Will the next century be up to it? Or will the great burst of technology begin to slow? Taking the long view of things, arguably that most productive years for industrial innovation were from roughly 1875 to 1925, the era that saw the introduction of the telephone, automobile, airplane, electric light, phonograph, motion picture and radio. Only the personal computer and certain medical advances, among the inventions of the last half century, have had a comparable impact on people's daily lives. And, to be fair, the scientists and engineers of the 20th century were unusually blessed with world wars. From antibiotics to Plexiglas to radar--and its popcorn-popping offspring the microwave oven--military necessity has been the mother of some of the most significant inventions of the century, even leaving aside weapons themselves. That kind of luck no one wants to wish on the next generation.

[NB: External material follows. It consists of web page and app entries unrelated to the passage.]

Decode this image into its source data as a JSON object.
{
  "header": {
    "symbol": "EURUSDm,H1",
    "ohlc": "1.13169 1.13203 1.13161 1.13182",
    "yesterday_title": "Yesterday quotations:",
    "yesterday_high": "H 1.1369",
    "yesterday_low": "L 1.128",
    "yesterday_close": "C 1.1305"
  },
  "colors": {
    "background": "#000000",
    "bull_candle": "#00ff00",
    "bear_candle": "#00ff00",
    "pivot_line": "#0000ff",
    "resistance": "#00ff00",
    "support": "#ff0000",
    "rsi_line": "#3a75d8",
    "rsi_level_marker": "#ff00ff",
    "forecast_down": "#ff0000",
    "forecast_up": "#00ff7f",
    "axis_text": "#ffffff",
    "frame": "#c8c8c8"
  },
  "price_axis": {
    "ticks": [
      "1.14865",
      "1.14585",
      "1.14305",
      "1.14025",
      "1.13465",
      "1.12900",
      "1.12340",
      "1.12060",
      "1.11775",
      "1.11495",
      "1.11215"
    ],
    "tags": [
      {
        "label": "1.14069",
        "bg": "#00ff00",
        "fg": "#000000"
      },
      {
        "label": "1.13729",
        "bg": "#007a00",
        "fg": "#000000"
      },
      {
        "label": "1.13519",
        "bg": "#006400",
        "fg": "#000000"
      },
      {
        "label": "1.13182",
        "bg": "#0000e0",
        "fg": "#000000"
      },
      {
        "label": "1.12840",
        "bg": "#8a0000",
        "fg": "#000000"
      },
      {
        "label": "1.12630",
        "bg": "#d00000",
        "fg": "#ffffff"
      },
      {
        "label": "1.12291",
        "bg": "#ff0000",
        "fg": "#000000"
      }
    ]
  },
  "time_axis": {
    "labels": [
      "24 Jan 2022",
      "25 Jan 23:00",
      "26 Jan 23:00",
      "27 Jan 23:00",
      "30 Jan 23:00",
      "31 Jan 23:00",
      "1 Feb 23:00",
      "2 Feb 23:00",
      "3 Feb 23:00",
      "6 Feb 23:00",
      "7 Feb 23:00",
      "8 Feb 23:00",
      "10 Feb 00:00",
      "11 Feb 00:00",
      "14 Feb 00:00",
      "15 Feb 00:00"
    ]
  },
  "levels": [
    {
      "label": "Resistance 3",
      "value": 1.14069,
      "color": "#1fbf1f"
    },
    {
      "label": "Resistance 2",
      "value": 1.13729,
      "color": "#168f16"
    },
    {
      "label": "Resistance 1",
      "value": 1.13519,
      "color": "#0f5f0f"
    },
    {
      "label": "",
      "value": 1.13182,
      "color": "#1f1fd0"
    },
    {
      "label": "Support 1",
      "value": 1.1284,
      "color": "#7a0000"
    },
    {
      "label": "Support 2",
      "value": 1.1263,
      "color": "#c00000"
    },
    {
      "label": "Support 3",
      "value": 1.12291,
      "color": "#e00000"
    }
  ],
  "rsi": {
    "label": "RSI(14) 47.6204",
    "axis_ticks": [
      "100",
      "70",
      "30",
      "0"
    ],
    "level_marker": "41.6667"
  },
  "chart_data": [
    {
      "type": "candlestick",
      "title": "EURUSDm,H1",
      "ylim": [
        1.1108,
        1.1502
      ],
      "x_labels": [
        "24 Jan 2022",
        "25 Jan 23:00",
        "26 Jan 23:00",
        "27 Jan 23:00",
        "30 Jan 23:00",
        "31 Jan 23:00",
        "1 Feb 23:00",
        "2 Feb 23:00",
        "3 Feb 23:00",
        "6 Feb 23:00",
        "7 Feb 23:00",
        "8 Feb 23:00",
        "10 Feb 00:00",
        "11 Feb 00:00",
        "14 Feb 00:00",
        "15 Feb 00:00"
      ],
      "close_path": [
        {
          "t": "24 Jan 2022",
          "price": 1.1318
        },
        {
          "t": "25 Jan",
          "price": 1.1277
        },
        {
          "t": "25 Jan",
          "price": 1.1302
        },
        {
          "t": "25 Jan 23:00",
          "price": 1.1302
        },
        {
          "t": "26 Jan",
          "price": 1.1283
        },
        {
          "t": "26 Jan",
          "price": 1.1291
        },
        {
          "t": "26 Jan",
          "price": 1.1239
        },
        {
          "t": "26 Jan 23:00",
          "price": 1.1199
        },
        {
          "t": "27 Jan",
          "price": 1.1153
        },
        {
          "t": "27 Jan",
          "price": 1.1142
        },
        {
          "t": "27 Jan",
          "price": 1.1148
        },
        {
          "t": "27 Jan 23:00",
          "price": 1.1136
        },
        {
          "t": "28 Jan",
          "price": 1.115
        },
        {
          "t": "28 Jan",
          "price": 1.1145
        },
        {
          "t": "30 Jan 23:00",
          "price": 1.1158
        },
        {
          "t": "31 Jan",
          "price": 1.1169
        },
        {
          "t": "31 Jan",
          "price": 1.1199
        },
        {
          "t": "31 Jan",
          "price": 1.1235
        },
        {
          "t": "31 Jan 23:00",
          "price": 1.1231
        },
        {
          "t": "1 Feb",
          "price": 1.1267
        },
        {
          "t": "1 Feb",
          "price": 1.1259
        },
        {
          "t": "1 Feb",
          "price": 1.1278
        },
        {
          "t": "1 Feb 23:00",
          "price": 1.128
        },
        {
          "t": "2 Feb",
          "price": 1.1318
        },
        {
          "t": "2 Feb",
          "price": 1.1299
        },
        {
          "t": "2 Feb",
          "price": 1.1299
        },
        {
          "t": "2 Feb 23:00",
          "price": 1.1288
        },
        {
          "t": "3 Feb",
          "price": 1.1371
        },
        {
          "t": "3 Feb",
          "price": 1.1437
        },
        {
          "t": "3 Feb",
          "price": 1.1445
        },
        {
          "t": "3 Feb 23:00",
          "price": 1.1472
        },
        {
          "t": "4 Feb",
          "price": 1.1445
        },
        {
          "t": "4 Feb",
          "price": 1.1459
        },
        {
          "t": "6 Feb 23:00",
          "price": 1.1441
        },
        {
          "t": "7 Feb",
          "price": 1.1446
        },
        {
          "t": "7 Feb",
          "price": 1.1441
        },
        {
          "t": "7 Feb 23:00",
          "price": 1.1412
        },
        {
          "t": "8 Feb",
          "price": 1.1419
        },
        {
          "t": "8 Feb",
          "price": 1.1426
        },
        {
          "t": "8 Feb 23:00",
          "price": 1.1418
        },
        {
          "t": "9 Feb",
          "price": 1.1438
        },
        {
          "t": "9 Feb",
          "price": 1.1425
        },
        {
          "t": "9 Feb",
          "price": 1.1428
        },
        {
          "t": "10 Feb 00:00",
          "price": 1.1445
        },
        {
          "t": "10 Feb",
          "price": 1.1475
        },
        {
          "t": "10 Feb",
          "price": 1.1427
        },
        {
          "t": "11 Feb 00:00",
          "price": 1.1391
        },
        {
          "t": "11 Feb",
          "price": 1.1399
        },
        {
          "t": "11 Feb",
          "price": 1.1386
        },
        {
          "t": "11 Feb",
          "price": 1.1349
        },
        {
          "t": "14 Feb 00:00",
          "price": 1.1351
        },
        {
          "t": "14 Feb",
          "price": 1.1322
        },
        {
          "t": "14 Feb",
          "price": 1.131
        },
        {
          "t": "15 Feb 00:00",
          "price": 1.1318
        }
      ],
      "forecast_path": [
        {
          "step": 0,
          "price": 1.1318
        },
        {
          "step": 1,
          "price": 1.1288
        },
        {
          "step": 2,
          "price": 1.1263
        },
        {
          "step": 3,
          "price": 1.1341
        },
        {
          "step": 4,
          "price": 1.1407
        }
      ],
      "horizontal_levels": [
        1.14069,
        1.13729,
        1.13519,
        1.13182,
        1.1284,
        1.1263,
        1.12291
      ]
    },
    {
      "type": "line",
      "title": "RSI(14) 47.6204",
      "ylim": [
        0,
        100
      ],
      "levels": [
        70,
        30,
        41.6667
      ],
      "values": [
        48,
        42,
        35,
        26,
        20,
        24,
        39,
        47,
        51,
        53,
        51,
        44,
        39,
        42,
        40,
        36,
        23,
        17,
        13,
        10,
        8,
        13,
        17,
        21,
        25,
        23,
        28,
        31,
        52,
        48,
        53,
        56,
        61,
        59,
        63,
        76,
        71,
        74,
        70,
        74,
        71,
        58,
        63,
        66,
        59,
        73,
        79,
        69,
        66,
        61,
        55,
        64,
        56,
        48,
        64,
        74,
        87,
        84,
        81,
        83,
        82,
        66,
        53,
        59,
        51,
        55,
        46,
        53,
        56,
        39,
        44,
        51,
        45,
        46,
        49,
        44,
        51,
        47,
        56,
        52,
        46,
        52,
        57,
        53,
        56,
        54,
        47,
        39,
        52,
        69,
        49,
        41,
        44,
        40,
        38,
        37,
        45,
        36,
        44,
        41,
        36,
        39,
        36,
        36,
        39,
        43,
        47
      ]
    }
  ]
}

But where, one might ask, will the Henry Fords of tomorrow find inspiration, poking around in the barren innards of VCRs? They'll whack away at keyboards, in the kind of second-order technological virtuosity that society increasingly rewards. Ford wouldn't even know where to begin to fix a Ford today, nor would anyone else unequipped with a $15,000 computerized diagnostic system. Society gained cleaner air, greater fuel efficiency and reliability with the invention of electronic fuel injection, but it lost the hard-won knowledge of how to start a car on a cold morning by propping open the butterfly valve. If we can see farther, it's not only because, like Newton, we're standing on the shoulders of giants we've also got orbiting radiotelescopes, infrared cameras and radar imaging. That's the technological heritage our century bequeaths to the next. Let's see what they can add to it.